1. To compare rates and consequences of co-morbidities in patients with inflammatory rheumatological conditions with those without the condition.
2. To develop predictive models to identify individuals in the general population at high risk of developing RA, and psoriasis patients at high risk of developing PsA. Compared to the general population patients with RA or PsA have increased rates of co-morbidities such as cardiovascular diseases, respiratory diseases, cancer and depression, which in turn may lead to a lower quality of life and decreased physical functioning. Understanding the risk factors influencing the development of these rheumatological conditions, and their associated co-morbidities, will allow early clinical intervention to reduce disability and result in improved outcomes for patients. This study proposal meets BioBank?s stated purpose as it aims to prevent illness through early diagnosis resulting in improved health in the population. First we will compare rates of cardiovascular and respiratory disease and cancer between groups of patients with different self-reported inflammatory rheumatological conditions (e.g. RA, PsA and Lupus) to rates in the rest of the UK BioBank. We will also evaluate the impact of these co-morbidities on physical functioning. Secondly, we will attempt to validate known risk factors in addition to identifying novel factors that contribute to disease. All identified risk factors will be used to create a prediction model. The model?s performance will be tested in predicting incident cases between the first and second visit. This study requires access to data from the full UK Biobank cohort, including follow-up data on the subset who attended for a second visit and primary care data, in order to identify the various prevalent and incident cases of disease and to use the remainder of the cohort as a control population.
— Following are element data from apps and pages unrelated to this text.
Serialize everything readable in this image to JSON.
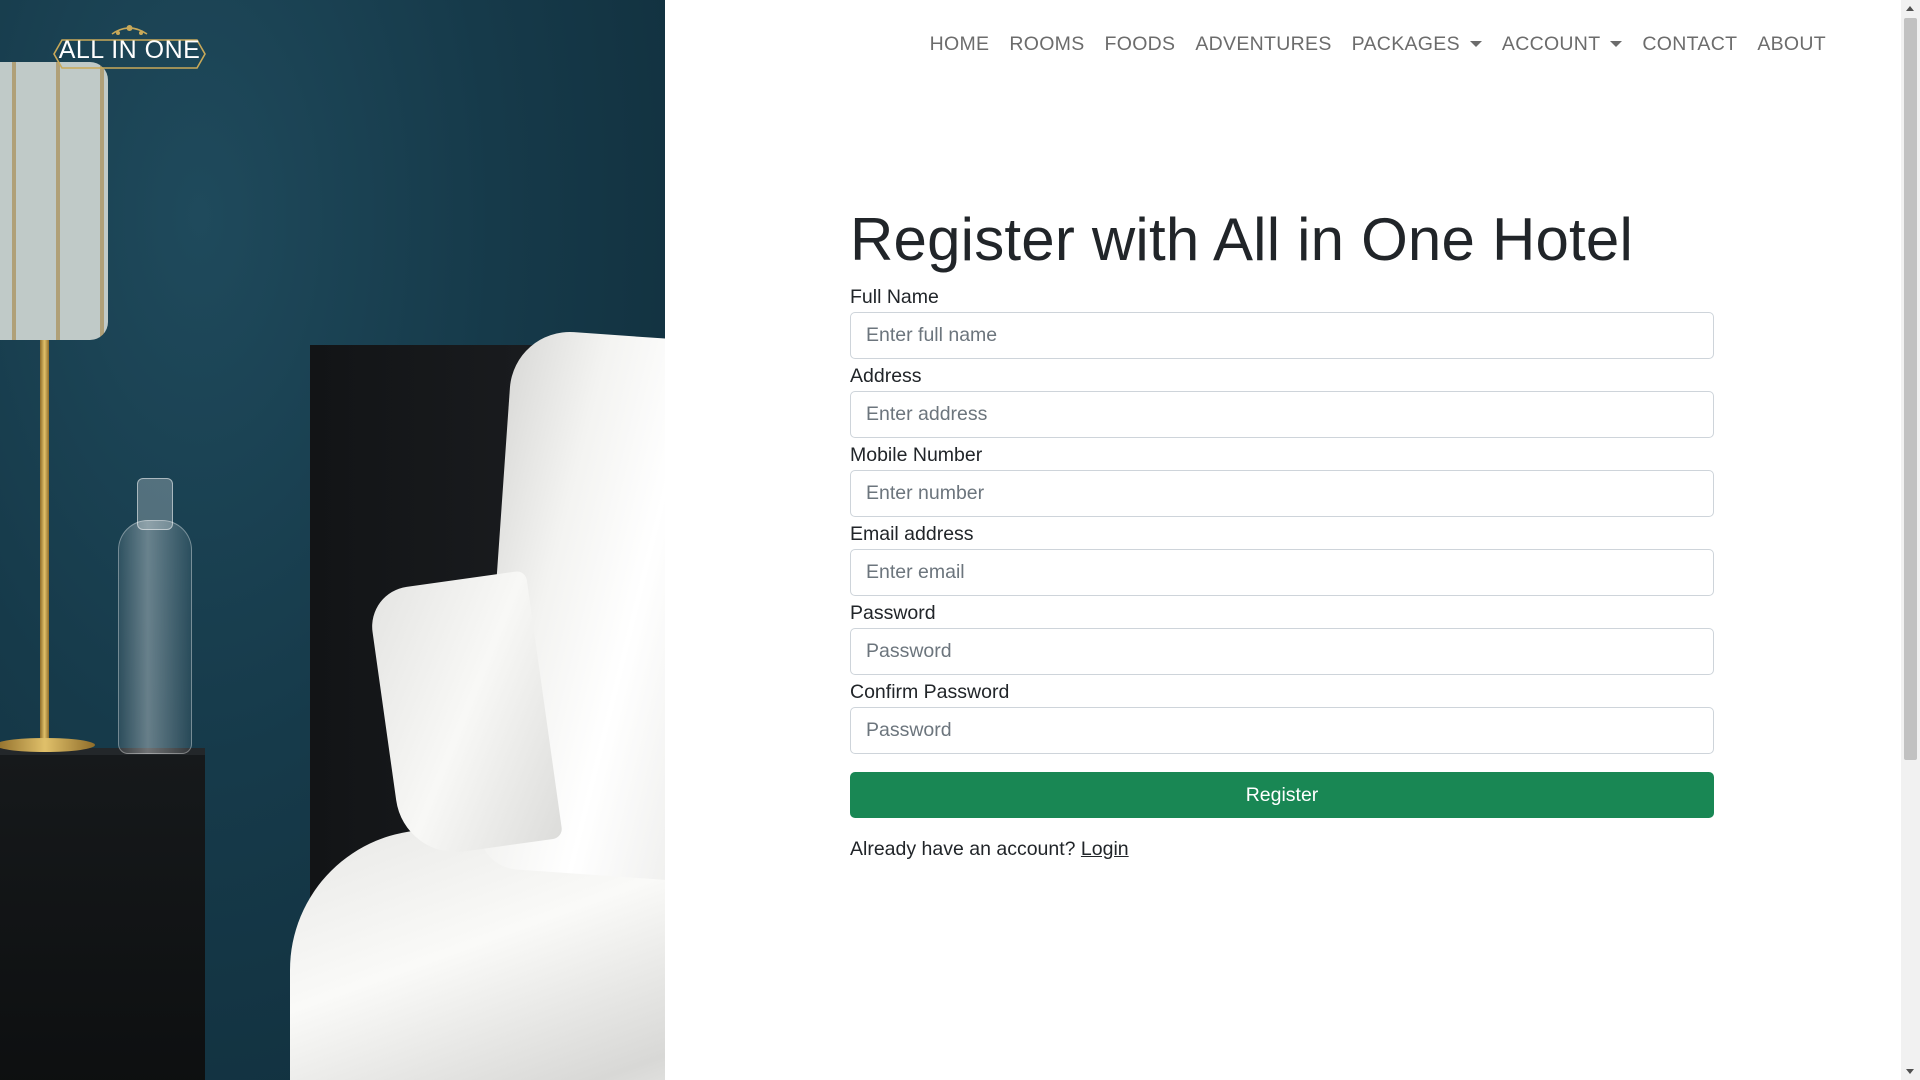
{
  "brand": {
    "logo_text": "ALL IN ONE"
  },
  "nav": {
    "items": [
      {
        "label": "HOME"
      },
      {
        "label": "ROOMS"
      },
      {
        "label": "FOODS"
      },
      {
        "label": "ADVENTURES"
      },
      {
        "label": "PACKAGES"
      },
      {
        "label": "ACCOUNT"
      },
      {
        "label": "CONTACT"
      },
      {
        "label": "ABOUT"
      }
    ]
  },
  "form": {
    "title": "Register with All in One Hotel",
    "fields": [
      {
        "label": "Full Name",
        "placeholder": "Enter full name",
        "value": ""
      },
      {
        "label": "Address",
        "placeholder": "Enter address",
        "value": ""
      },
      {
        "label": "Mobile Number",
        "placeholder": "Enter number",
        "value": ""
      },
      {
        "label": "Email address",
        "placeholder": "Enter email",
        "value": ""
      },
      {
        "label": "Password",
        "placeholder": "Password",
        "value": ""
      },
      {
        "label": "Confirm Password",
        "placeholder": "Password",
        "value": ""
      }
    ],
    "submit_label": "Register",
    "login_prompt": "Already have an account?",
    "login_link": "Login"
  },
  "colors": {
    "primary_button": "#198754",
    "nav_text": "#6c6c6c",
    "hero_wall": "#163a4a"
  },
  "icons": {
    "dropdown": "chevron-down-icon"
  }
}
In addition we would like to request access to the genotype data when it is available in 2015 and also the primary care data once available, to help identify incident cases of disease.